Black, White, and Jewish: Autobiography of a Shifting Self
By Rebecca Walker
Riverhead Books, 323 pp. As the title of her new memoir tells us, the most important thingto know about Rebecca Walker is her mixed race heritage. In "Black, White,and Jewish," Walker takes us along as she attempts to negotiate theever-shifting places and racial and ethnic identities of her childhood.Like most trips with a teenager (and about half the book covers theseyears) it is a wild and compelling ride, unpredictable and occasionallyfrustrating and heartbreaking and poignant. Walker, the daughter of Civil Rights lawyer Mel Leventhal andwriter Alice Walker, was a "movement child," born in Jackson, Mississippito a black mother and a Jewish dad. While she was still small they moved to Brooklyn, and when she was in third grade they divorced. At first, Walker, who was then known as Rebecca Leventhal, alternates between her mom's new apartment and their oldrowhouse to which, within a year, Mel introduced his new, Jewish wife,Judy. Her uneasy domestic arrangements only deteriorate. After spendingthe next summer in Georgia with her mother's family, Rebecca moves toWashington, D.C. with her father and stepmother. Her parents somehowdecide that she will switch homes every two years, and Rebecca is shuttledto San Francisco to live with her mom. Walker spends the rest of herchildhood going back and forth between parents, between coasts, betweenraces, and between ethnicities.
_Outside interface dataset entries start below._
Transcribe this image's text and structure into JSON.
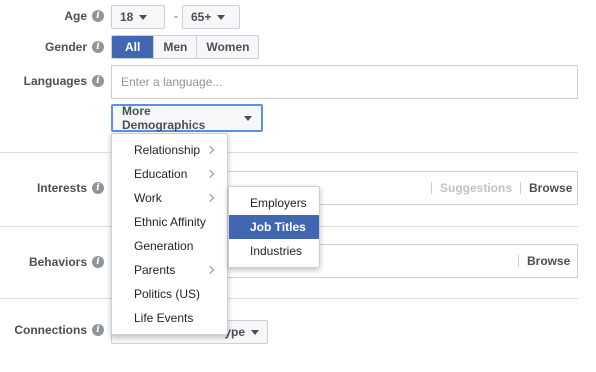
{
  "age": {
    "label": "Age",
    "min": "18",
    "max": "65+",
    "separator": "-"
  },
  "gender": {
    "label": "Gender",
    "options": [
      "All",
      "Men",
      "Women"
    ],
    "selected": "All"
  },
  "languages": {
    "label": "Languages",
    "placeholder": "Enter a language..."
  },
  "more_demographics": {
    "label": "More Demographics"
  },
  "interests": {
    "label": "Interests",
    "suggestions": "Suggestions",
    "browse": "Browse"
  },
  "behaviors": {
    "label": "Behaviors",
    "browse": "Browse"
  },
  "connections": {
    "label": "Connections",
    "partial_dropdown_text": "ype"
  },
  "demographics_menu": {
    "items": [
      {
        "label": "Relationship",
        "has_submenu": true
      },
      {
        "label": "Education",
        "has_submenu": true
      },
      {
        "label": "Work",
        "has_submenu": true
      },
      {
        "label": "Ethnic Affinity",
        "has_submenu": false
      },
      {
        "label": "Generation",
        "has_submenu": false
      },
      {
        "label": "Parents",
        "has_submenu": true
      },
      {
        "label": "Politics (US)",
        "has_submenu": false
      },
      {
        "label": "Life Events",
        "has_submenu": false
      }
    ]
  },
  "work_submenu": {
    "items": [
      "Employers",
      "Job Titles",
      "Industries"
    ],
    "highlighted": "Job Titles"
  },
  "colors": {
    "accent": "#4267b2",
    "focus_border": "#5b90e6"
  }
}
She has written this memoir, Walker tellsus, in order to find something she has always wanted, "a story to go withthis body.
" "Having to remember my own life," as Walker insists, "means that Ihave to feel it, too." Much of this memoir is an account of Walker'sfeelings, a therapeutic going back over the grounds and relationships ofher coming of age in order to claim the emotions she denied as a child.This making public of what in earlier decades would have been a privateprocess is a staple of today's memoir industry. At times here this methodworks well. In the early chapters, Walker manages to make her own storylive in its beautiful particularity even as it transcends the boundaries ofthe individual self to speak to a broad cultural moment: "Even though Daddygoes off to work at the NAACP Legal Defense Fund every day and Mama keepswriting her books about black people and their experiences, they are nolonger held together by a web of folk committed to the transgressive natureof their union ." As black power and feminism change the context of herparent's relationship, little Rebecca becomes a symbol not of hope but offailure: "My little copper-colored body that held so much promise and brokeso many rules. I no longer make sense. I am a remnant, a throwaway, apainful reminder of a happier and more optimistic but ultimatelyunsustainable time. Who am I if I am not a Movement Child?" Walker'srevisiting of the idealism that produced and shaped her own young lifemakes her personal nostalgia for a family now split into a public elegy fora time now gone. This collage of outfits and apartments, best friends and boyfriendsis sometimes described in dizzying detail.
Walker can remember theparticular brands of jeans and the exact styles of sweaters she wore toparties throughout her bicoastal teenage years. The subject of the book--Walker's "shifting self"-- in this manner mirrors the form as the narrativebreaks and jumps between the many versions of Rebecca Walker. Yet whatexactly are these pages asking the reader to do? Why, other than beingtortured, are we being asked to enter this life? Walker's story underlines just how central but strangely unexaminedracial thinking is to the ways children growing up in America construct asense of themselves and where they belong. People of color mostly know this, but many white readers, steeped in the American creed of colorblindness, do not. Walker's problem here, articulating a space between white and black, parallels her strugglesin daily life. She wants to create and live in a place that people do noteven know how to speak about. "The specter of my mother, of race, really,"she writes, " and the inability of my relatives to deal with it, leaves me somewhere on the periphery of my own experience, unable to commit to fullybeing there." Seeing a group of Hasidim, Walker doesn't "feel loyalty asmuch as an irrational, childlike desire to burst their suffocatingillusions of purity." She wants "to be recognized as family." Yet Walker'sshifting self, as her own story tells us in a way she never explicitlyaddresses, is as much a result of her parent's divorce, their subsequentemotional distance and childish behavior, and her constant moving as it isof her mixed race heritage.
Walker's narrative, then, like the best memoirs, is not entirelyher own. The difficulty of making a space between racial categories, thedifficulty, finally, of imagining any connections beyond the cage of theself-- these problems plague all Americans as the new century opens. What Walker's fragmented story fails, finally, to tell us is how this troubledteenager, most at home in airports, became a young woman whole enough towrite this book.